THE SPECIALTY FIELD OF COLLEGE COUNSELING
As a profession, college counseling has been around for many years, yet its emergence as a true specialty seems to have occurred in more recent years. College counseling is now considered a specialty field within the larger professional domain of counseling, similar to longexisting specialties such as addictions counseling and family counseling. This means that it is a field that requires specific qualifications and skills and consists of its own unique experiences and challenges. It also means that being a college counselor encompasses its own sense of professional identity regardless of the particular background or educational credentials of the individual practitioner. Simply stated, there is nothing quite like the experience of being a counselor on a college or university campus. Grayson and Meilman (2006) referred to college counseling as “a world unto itself ” (p. 1). The delineation of the unique dimensions of college counseling is the primary mission of this book. In addition to providing counseling, most college counselors engage
in a variety of other tasks. This includes consultation and outreach, supervision and training, research, teaching, and myriad other important contributions to the overall mission of their universities. College counselors may be appreciated and valued in some respects, while at the same time they may be underappreciated and undervalued in other respects. For example, faculty and staff members on a campus are relieved to be able to refer emotionally distressed students to those with more expertise in handling such matters. After all, this is what campus counselors are primarily there for, at least in the eyes of others on campus.
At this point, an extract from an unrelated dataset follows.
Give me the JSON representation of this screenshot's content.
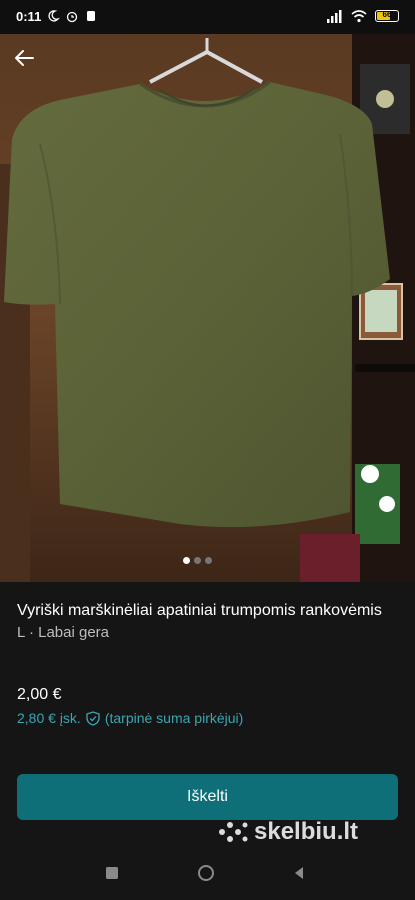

But when it comes to the many other roles, responsibilities, and professional activities that college counselors engage in, this is where there may be less acknowledgment of their value.